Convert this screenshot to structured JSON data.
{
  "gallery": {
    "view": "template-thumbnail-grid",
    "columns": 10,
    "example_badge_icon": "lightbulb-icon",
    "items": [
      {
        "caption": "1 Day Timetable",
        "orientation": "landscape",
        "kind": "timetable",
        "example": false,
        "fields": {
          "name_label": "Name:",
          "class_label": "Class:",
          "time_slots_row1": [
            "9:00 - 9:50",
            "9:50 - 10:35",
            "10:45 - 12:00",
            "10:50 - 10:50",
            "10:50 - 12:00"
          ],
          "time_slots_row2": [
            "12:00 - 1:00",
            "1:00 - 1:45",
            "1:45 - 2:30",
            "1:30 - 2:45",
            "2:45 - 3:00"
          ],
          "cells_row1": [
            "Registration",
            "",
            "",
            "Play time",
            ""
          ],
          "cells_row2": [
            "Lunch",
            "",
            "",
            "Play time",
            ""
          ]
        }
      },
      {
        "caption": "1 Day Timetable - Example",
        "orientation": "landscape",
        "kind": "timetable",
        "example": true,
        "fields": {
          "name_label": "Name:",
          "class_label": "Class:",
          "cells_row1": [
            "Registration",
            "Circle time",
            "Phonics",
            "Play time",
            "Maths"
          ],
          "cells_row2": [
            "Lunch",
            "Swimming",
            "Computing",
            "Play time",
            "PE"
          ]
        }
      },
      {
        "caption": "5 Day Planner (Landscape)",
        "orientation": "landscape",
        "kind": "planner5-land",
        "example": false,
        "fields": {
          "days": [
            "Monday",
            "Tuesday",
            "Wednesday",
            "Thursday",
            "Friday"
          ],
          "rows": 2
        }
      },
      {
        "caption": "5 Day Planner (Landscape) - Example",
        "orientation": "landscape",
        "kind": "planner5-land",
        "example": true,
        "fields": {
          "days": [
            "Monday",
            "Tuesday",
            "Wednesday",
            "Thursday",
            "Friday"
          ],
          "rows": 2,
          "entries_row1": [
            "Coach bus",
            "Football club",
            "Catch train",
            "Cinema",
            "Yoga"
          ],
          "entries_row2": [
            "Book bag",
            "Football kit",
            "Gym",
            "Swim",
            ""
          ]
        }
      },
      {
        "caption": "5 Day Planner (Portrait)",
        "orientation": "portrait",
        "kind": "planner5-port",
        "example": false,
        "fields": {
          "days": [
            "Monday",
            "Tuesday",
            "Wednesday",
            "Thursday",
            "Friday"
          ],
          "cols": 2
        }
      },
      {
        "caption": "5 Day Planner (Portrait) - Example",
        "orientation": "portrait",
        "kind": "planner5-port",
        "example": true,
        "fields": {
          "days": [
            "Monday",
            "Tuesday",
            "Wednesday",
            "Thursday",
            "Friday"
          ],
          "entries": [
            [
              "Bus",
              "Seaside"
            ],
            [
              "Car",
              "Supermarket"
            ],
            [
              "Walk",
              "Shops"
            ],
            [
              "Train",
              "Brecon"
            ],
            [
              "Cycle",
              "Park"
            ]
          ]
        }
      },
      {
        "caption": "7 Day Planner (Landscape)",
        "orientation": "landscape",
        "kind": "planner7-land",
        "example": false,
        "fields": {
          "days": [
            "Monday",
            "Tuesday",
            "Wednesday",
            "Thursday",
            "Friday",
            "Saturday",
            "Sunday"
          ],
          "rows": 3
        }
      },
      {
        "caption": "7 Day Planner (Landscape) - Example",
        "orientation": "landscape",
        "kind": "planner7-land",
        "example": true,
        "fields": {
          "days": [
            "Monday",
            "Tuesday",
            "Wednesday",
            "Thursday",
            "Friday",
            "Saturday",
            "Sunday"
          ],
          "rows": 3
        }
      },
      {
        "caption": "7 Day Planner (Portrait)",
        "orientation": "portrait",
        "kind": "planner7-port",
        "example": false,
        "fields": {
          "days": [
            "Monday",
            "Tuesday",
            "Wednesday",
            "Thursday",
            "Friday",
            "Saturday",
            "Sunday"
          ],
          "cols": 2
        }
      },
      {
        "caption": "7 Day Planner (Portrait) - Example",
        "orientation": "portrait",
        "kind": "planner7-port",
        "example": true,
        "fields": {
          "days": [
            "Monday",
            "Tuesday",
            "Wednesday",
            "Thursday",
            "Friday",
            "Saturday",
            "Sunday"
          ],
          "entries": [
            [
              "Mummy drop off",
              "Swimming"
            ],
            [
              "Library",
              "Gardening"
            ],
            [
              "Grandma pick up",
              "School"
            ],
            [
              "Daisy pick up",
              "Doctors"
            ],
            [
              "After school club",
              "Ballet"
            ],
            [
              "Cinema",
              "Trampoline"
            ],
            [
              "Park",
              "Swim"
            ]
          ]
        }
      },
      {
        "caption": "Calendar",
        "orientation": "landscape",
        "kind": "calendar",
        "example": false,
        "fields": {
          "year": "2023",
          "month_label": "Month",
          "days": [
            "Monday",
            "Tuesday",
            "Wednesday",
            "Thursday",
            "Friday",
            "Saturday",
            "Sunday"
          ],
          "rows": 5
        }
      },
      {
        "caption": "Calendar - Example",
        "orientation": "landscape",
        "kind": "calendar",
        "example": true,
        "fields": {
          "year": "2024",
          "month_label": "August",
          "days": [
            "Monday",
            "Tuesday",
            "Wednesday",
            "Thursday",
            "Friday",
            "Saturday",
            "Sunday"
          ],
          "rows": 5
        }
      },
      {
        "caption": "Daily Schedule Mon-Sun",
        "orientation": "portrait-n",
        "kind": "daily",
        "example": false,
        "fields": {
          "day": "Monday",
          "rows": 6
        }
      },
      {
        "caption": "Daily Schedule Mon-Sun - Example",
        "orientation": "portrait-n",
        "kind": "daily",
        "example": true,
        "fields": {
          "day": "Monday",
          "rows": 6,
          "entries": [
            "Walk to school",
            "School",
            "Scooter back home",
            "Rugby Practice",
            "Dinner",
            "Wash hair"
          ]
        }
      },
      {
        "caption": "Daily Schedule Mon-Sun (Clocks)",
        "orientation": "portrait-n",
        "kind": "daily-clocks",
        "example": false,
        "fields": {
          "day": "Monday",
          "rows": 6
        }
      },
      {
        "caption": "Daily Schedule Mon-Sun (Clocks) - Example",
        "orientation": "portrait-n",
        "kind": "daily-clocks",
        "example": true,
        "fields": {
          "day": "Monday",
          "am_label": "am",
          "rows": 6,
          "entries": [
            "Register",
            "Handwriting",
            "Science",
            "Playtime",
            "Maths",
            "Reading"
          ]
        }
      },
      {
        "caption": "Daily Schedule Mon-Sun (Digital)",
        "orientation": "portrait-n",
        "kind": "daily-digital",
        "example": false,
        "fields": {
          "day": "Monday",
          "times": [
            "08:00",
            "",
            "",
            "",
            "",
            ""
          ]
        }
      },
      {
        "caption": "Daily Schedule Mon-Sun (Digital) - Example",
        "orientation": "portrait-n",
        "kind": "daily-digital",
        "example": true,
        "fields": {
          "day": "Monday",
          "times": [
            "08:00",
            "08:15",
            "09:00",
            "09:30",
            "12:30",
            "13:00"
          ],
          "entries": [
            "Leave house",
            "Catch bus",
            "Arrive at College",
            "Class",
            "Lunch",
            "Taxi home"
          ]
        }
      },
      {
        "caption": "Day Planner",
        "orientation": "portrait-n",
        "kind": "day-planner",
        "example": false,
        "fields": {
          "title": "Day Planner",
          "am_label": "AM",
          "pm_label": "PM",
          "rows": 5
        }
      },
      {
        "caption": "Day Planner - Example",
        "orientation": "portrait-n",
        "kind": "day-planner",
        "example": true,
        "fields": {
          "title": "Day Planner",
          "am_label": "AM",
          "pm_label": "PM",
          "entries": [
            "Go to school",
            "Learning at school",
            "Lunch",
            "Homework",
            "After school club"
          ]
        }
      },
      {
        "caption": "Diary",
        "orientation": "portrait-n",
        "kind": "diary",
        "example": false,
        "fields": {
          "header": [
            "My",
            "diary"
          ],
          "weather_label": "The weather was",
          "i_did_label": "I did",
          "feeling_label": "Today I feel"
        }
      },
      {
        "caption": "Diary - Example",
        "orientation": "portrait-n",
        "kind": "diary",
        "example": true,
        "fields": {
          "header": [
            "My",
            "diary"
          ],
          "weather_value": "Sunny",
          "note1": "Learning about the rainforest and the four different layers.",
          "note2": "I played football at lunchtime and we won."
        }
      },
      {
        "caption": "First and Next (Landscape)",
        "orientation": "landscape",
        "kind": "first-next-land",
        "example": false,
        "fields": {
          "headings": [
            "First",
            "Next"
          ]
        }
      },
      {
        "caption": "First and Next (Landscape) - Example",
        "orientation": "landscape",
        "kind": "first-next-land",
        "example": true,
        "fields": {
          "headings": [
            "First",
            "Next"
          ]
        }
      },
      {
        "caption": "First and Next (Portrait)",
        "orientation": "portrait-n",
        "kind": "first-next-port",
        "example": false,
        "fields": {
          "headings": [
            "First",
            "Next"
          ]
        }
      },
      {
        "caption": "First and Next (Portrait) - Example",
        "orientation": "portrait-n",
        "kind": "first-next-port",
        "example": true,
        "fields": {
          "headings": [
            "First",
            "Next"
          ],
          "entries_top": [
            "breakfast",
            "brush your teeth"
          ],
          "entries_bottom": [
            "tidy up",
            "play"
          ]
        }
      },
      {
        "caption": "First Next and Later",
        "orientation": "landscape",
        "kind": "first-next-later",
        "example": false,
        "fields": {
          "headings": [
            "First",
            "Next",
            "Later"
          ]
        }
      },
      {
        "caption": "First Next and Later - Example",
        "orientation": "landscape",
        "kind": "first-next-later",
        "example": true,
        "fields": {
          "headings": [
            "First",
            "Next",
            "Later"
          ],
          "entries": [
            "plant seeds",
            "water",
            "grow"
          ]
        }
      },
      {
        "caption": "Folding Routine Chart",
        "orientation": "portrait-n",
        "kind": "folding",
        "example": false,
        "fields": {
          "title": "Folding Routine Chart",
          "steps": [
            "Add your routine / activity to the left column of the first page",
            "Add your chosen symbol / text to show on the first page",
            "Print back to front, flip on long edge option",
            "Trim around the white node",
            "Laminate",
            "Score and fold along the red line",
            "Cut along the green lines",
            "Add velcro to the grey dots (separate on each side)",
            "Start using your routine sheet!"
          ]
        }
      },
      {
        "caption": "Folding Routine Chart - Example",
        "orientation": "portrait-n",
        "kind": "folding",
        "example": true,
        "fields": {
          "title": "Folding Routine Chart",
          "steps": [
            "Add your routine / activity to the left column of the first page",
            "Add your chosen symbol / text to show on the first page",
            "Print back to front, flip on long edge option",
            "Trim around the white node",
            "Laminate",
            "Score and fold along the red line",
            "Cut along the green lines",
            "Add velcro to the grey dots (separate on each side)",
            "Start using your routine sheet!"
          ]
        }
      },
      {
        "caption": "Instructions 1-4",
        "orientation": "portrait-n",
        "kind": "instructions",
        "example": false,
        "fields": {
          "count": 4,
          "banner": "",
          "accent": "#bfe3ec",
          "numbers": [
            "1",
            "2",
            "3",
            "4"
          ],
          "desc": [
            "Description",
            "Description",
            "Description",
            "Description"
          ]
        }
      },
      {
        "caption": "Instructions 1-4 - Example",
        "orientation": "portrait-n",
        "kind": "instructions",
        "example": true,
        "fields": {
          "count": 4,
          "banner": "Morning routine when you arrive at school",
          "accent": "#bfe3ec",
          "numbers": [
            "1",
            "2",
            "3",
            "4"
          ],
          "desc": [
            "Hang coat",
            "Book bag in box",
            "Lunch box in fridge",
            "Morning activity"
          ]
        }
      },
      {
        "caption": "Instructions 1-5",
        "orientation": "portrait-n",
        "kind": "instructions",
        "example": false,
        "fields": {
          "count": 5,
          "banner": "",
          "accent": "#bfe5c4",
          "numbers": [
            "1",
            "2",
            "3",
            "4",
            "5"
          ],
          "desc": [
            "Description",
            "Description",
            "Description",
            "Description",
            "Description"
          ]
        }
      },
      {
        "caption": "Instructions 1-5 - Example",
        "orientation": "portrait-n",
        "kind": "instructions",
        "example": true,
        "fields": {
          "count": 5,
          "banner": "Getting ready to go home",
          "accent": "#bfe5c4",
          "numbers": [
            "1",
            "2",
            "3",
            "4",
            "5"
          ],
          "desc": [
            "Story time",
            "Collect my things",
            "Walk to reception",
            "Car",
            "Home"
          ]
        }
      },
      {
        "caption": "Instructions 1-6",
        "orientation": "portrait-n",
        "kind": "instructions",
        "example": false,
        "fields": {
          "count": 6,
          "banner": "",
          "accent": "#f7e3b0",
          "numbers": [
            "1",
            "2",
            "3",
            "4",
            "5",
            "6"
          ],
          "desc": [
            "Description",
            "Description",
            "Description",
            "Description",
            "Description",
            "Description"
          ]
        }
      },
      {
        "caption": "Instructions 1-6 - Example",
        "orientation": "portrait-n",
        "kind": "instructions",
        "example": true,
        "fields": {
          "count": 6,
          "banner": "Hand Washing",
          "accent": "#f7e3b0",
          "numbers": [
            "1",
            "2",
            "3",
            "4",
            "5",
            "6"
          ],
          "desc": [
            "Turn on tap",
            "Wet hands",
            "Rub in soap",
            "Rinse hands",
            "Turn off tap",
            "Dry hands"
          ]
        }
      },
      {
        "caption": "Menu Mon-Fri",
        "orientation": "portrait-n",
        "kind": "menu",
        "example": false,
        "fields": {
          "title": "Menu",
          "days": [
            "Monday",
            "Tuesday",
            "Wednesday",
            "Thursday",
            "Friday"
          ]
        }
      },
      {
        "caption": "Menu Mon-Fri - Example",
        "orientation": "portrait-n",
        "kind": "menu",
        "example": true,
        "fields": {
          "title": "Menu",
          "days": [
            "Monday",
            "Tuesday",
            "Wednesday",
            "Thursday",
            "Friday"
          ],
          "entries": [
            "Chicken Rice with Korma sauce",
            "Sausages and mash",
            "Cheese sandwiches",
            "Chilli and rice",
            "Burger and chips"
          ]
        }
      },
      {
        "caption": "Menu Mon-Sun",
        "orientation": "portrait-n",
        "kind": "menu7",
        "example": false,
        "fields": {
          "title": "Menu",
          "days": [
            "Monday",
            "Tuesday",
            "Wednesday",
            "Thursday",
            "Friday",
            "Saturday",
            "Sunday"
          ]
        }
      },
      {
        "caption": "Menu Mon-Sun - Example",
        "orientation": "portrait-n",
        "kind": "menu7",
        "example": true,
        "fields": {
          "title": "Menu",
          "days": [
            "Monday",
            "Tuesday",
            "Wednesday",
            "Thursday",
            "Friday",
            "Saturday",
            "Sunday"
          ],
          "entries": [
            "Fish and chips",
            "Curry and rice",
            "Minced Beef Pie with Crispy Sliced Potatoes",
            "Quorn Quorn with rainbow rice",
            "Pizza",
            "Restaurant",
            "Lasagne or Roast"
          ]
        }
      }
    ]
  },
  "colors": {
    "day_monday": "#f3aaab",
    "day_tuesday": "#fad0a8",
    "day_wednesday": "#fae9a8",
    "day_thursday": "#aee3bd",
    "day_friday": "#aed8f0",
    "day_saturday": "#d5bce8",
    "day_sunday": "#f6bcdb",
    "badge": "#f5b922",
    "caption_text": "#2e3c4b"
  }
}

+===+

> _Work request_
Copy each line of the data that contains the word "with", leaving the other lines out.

> _Reply_
            "Chicken Rice with Korma sauce",
            "Minced Beef Pie with Crispy Sliced Potatoes",
            "Quorn Quorn with rainbow rice",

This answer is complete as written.